> [Assignment] All that is wanted is how many lines in the records below include the string "icon".

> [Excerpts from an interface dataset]
········
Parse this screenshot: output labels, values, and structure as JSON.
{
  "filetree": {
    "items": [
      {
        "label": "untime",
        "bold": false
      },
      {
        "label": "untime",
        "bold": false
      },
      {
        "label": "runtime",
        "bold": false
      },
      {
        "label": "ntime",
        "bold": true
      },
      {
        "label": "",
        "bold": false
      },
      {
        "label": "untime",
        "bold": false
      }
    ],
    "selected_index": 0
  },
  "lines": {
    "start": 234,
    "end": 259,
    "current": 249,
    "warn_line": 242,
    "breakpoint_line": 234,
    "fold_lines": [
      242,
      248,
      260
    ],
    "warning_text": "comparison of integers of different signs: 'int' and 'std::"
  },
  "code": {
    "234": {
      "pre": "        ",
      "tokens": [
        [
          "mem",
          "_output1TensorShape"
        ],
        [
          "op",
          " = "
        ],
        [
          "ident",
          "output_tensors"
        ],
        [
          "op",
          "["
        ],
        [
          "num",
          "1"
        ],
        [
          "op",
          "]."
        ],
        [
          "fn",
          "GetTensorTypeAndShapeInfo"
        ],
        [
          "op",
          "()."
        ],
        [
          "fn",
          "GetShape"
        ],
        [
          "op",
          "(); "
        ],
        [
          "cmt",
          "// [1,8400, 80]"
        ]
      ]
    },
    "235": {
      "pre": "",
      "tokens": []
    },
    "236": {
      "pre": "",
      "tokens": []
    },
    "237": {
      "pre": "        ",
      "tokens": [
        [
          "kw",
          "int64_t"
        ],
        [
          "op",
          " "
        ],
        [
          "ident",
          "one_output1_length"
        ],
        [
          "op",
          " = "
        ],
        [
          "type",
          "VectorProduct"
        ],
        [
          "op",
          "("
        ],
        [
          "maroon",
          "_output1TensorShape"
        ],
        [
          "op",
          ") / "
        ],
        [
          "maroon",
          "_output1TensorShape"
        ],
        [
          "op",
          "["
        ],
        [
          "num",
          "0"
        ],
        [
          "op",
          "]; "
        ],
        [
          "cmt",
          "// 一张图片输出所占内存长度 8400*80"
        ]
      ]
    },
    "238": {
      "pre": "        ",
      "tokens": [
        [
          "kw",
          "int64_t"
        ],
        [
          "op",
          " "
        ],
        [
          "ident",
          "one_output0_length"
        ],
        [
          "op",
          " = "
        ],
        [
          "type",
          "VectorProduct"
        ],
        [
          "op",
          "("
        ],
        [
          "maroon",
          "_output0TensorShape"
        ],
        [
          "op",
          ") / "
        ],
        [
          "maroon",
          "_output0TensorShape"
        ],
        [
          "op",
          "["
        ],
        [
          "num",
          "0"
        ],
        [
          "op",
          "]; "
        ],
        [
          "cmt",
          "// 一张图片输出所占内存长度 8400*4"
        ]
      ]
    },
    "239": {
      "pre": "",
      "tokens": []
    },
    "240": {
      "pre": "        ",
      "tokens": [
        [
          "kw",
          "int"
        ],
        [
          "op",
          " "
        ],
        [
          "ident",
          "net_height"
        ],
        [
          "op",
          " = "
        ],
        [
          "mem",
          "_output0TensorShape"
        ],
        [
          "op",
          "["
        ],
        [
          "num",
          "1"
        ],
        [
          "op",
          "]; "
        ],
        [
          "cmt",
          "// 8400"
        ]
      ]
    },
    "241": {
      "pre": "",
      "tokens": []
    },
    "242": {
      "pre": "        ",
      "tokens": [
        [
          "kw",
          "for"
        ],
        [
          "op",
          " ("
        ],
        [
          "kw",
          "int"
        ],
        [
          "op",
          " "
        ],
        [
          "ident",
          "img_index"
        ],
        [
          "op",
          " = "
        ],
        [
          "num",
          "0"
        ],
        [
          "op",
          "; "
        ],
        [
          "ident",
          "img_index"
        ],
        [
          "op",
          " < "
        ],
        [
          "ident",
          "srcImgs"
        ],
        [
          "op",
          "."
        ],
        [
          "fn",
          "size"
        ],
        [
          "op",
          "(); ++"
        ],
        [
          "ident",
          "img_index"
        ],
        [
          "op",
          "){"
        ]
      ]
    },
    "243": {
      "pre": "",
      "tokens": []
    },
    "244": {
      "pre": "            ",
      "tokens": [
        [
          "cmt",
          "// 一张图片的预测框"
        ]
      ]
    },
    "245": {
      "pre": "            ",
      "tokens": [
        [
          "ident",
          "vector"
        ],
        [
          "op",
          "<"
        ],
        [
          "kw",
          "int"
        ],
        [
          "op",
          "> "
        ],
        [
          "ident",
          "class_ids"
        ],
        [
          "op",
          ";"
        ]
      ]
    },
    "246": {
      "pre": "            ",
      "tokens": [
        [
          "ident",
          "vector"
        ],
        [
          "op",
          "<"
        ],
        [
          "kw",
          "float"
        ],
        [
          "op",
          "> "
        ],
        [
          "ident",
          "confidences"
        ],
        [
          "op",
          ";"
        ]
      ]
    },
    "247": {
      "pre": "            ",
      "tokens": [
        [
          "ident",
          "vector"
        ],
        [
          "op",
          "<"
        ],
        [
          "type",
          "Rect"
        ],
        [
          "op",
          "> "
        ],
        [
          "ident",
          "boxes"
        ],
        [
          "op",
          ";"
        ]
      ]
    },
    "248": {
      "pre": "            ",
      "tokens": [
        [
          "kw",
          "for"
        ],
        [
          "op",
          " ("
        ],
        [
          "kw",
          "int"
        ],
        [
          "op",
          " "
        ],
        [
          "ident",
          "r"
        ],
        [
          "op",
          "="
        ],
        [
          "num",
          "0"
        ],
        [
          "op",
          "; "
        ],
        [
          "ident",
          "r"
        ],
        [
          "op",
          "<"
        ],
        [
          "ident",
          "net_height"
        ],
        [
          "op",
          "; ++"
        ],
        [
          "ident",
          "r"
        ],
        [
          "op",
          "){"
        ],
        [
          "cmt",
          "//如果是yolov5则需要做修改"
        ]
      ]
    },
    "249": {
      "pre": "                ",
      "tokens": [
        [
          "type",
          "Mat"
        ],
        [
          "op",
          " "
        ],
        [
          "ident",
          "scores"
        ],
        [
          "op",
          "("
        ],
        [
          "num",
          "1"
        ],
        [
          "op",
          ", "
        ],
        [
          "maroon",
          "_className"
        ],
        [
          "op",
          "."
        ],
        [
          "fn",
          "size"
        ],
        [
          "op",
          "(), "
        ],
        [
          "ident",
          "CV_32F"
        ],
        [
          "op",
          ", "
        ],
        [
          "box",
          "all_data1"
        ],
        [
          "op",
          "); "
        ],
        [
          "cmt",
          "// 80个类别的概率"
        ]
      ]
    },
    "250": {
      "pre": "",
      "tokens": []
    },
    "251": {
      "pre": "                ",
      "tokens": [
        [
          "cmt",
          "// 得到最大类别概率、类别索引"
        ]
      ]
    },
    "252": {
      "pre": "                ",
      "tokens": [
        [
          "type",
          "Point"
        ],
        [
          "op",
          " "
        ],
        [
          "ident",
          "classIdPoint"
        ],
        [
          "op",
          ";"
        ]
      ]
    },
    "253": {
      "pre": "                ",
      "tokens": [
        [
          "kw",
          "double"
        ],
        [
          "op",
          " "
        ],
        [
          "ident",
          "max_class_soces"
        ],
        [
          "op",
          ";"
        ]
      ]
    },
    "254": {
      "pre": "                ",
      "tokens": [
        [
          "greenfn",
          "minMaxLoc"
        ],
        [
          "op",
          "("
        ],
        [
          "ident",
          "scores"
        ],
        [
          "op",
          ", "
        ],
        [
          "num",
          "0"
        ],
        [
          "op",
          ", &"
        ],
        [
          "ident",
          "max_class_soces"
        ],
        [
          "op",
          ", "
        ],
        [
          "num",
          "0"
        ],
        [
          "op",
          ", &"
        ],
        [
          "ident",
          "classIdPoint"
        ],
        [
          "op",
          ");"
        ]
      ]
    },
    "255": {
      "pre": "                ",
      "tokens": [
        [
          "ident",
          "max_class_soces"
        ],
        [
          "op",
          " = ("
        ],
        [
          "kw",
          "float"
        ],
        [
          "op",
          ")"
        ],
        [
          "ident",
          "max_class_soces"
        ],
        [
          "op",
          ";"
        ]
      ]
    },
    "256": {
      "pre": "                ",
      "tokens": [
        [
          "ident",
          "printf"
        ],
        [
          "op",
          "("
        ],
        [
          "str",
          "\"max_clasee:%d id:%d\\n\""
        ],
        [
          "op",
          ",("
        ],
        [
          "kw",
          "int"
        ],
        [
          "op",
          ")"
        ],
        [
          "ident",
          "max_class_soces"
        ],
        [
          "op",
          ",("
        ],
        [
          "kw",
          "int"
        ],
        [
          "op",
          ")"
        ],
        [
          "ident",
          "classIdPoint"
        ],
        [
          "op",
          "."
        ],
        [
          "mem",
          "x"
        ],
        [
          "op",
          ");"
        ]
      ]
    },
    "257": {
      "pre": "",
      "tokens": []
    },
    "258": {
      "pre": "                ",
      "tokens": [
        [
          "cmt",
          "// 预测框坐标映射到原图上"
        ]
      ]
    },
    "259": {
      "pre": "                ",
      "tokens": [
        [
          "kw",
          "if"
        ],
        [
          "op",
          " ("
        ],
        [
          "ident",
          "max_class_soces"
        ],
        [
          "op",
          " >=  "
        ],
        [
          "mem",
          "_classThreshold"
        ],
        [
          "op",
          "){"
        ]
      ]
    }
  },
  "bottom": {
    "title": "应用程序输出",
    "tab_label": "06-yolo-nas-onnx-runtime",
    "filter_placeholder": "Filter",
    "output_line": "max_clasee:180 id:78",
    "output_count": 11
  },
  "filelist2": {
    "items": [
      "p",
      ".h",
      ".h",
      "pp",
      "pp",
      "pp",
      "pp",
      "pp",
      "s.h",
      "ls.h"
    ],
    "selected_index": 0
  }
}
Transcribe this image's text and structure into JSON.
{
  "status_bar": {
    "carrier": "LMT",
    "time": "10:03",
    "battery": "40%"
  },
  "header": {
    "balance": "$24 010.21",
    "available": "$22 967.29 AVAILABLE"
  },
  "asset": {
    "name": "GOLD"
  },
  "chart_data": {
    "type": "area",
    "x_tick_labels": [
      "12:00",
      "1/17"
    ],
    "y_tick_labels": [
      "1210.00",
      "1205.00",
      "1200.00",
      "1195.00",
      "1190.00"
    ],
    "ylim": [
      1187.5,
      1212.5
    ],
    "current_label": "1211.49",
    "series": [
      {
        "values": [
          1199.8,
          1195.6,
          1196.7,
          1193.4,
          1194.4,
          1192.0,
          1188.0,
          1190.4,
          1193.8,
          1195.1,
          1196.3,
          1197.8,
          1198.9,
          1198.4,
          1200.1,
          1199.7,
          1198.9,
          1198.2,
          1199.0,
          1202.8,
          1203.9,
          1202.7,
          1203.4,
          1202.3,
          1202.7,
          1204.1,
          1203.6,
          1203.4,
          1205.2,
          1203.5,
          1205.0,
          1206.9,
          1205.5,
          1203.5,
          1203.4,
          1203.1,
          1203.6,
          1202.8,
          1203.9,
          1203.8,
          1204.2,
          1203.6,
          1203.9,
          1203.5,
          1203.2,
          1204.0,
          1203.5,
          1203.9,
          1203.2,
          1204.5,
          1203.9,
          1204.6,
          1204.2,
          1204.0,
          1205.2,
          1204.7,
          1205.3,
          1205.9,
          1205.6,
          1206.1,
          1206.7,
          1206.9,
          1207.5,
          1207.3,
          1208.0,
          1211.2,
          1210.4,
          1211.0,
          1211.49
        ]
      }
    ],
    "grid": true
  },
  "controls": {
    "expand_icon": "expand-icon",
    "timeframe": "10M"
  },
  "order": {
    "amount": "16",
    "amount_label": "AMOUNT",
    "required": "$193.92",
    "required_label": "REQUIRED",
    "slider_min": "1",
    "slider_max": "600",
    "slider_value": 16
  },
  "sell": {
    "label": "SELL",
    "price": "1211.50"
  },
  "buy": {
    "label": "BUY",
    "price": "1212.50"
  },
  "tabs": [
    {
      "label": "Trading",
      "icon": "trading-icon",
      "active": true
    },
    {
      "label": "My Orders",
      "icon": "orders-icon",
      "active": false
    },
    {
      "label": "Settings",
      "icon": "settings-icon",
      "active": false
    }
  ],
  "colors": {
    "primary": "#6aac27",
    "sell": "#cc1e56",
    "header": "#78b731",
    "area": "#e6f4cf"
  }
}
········
> [Solution for this exercise] 4